Well, at approximately 8 minutes into Sabrina's lunchtime, I got a call from a friend whose daughter is in class with mine, asking if I would be coming because Sabrina was very confused and wouldn't go through the food line.  Good gracious.  I told her to send Sabrina through the line, which she should have figured out since she didn't have a packed lunch, all the while wondering why it wasn't just a given because all the kids were getting this special feast today, right?  Turkey for everybody, yes?

Of course, I felt completely guilty, so I threw on my shoes and hightailed it up to school.  She's just sat down with her tray when I caught up with her, and she looked a little dejected until she saw me.  I asked her if she thought I was coming all along, but she just shrugged, which meant yes.  Strike one, Mommy.  And then I asked her the question that was bugging me since I hung up the phone.  "Sabrina, did you have to pay for this feast?" "Uh huh."

I swear, in the 5 previous years we have been a part of this school, the feast have always been free for the students.  I remember each and every time I have to send money to school - and there are many - but never for this.  So not only did my daughter expect me to be somewhere I really had no plan to be (not that I would have said no if she'd asked), she had to overdraw her lunch account to participate.  Luckily, I had some cash in my pocket and could put her account back in the black, but I was a little steamed and a lot confused.  That fancy purple flyer (see, I remember the color of the note!) didn't say anything about the cost of the student meal.  The parent meal, sure, because you had to make a reservation, but not the kids.  Strikes two and three, Mommy.  You are OUT.

I realize this is so not a major thing and Sabrina will not be scarred for life.  She's probably forgotten about the whole business by now.  But I'm annoyed.  Maybe I'm naive to think anything like this could just be a nice gift.  Or just entirely too optimistic.

Hopefully, the three remaining Thanksgiving dinners we'll be having over the next ten days will negate this starter meal.  I guarantee my potatoes won't come from a box.

1 comment:
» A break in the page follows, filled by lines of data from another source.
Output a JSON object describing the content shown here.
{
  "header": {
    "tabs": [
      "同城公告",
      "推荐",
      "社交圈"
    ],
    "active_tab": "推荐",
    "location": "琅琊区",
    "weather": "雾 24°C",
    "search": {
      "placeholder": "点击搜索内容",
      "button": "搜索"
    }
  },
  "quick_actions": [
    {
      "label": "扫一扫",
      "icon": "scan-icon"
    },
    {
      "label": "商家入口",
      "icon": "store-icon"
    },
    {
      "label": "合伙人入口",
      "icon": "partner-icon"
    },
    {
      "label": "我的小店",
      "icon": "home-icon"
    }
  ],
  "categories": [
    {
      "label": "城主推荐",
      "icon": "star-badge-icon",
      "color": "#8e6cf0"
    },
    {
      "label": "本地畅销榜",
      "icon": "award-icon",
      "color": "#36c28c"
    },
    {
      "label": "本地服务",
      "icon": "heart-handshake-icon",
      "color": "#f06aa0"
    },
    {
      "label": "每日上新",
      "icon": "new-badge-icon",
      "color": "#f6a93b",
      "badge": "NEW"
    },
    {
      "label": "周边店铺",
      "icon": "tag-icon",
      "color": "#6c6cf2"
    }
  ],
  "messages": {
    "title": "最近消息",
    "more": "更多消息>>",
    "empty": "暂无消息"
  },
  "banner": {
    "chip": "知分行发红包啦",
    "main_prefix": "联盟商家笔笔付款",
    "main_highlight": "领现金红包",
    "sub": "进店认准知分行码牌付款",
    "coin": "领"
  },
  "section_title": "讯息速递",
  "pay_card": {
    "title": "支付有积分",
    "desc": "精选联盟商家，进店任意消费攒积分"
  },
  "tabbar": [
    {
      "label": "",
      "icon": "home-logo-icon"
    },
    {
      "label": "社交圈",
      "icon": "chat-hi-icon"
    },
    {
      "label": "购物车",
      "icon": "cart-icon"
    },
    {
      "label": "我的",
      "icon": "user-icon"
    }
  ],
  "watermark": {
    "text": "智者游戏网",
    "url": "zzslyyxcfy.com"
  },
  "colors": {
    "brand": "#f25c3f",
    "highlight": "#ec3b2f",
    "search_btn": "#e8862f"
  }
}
  1. We have to send money to help with the contribution of each class's dish, so I believe the end product is free. H will not eat it though so I'm likely still sending a meal in for him.